And as in the Old, so in the New. People of all ages are included in the sweep of God’s grace that is focussed in Jesus. When as a baby of just a few weeks, he is presented in the temple, it is the very elderly, Simeon and Anna, who celebrate his coming and proclaim its significance. When the disciples seek to bar children access to his presence Mark tells us that Jesus ‘was indignant’. He insists that children are a sign of the Kingdom.
The household unit was a crucial building block in the early Christian community, just as it was in Judaism. That community was therefore as inclusive as those households. Children were part of the Christian community because they were part of the family. Two sets of instructions are addressed to children, in Ephesians and Colossians. In Acts 6 and 1 Timothy 5 the issue of appropriate care for the elderly is raised – but there is never any question that they should be accepted and cared for. Neither Paul, nor the other New Testament writers, argues for the inclusion of children or the elderly. They did not need to. Their presence – not their absence – was assumed.
And it’s not just the church in past that took its all-age nature seriously. Many churches are taking significant steps in that direction today. We’ve highlighted the story of just one, St. Michael’s Aberystwyth, in the special feature alongside this article.

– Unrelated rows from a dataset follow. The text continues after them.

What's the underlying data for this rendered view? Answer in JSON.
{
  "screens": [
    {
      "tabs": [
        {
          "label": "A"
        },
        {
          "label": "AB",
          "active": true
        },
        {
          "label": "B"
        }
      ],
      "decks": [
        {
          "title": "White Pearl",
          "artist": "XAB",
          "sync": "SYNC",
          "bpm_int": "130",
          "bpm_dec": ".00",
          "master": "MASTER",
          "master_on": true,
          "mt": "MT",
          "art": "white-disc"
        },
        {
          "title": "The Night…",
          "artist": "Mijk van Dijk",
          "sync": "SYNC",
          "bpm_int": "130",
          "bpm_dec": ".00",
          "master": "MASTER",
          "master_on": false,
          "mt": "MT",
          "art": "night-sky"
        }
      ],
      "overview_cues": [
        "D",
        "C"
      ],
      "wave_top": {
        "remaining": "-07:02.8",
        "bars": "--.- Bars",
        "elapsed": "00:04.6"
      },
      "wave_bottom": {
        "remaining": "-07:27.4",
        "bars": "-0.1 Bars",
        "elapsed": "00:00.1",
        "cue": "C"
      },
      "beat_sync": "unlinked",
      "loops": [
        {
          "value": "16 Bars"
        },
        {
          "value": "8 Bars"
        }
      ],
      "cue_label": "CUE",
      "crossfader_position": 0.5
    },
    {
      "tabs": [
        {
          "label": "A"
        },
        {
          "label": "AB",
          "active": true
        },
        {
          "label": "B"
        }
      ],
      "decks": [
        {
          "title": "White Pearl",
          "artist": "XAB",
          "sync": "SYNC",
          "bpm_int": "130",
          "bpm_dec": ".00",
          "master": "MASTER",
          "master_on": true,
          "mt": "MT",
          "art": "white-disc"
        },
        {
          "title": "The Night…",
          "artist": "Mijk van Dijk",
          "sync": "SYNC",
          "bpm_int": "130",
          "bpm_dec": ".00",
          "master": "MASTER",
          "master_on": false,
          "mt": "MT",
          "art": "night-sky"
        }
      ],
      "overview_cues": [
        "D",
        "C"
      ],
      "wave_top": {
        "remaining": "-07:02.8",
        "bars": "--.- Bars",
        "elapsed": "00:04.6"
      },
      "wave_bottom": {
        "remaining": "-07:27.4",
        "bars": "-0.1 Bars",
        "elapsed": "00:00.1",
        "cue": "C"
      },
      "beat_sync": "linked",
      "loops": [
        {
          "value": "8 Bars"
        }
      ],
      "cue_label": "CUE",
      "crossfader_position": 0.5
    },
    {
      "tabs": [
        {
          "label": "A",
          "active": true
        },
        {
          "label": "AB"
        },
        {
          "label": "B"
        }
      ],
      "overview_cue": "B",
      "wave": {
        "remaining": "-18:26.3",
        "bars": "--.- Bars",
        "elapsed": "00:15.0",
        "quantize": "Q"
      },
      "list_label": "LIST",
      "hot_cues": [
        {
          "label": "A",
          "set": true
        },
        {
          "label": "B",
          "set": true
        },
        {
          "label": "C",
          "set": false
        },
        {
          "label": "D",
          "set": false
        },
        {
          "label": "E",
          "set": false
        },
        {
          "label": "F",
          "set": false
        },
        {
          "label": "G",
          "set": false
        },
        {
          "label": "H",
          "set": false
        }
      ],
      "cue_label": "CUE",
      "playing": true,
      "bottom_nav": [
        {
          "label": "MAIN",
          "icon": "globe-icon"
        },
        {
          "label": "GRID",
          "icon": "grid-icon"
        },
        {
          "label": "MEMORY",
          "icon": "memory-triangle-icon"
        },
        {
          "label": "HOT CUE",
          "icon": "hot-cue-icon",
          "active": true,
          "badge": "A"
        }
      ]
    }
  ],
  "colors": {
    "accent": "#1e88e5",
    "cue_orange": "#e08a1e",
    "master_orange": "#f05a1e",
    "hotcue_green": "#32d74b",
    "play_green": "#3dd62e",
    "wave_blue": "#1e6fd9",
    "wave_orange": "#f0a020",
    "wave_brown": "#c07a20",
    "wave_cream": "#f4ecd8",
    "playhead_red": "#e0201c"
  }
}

What is certain is that in today’s fast changing world we need to examine our inherited assumptions, the ones we’ve lived with for so many centuries – and not least the one that tells us that separating along the lines of age is normal. The fact is it isn’t. In the 2000 year old story of the church (let alone the age-old story of the people of God) separating according to age is a new thing, and just a blip in our story. Why do we assume for instance that every church has to have a Sunday School? What we need to do instead is to develop a new view of what is normal. Being together is normal. Being apart may be justified from time to time (different age groups learn in different ways – but then so do different personality types) but being together is what is normal. In the words of Lesslie Newbigin in his great work ‘The Household of God’ ‘[the church] is not a segregation, it is a congregation’! We need a revolution in our thinking, to be envisioned afresh as to what Church might actually be. For me that means rediscovering what it means to be a community shaped by - and for - the gospel. That means that the values of the gospel must become the values of the church, so that it becomes a place of love, of truth, of welcome, of care, of accountability: a community of grace and welcome. And because the gospel extends God’s grace and welcome to people of every age, that’s what God’s church must do too: to become a genuinely missionary community that welcomes, values and celebrates people from the very youngest to the very eldest, and everyone in between: to become a community that is blind to age – and only sees what God sees – people, made in his image, who he loves beyond measure.Philip Mounstephen has spent many years in local church ministry and is currently Head of Ministry at Church Pastoral Aid Society (CPAS).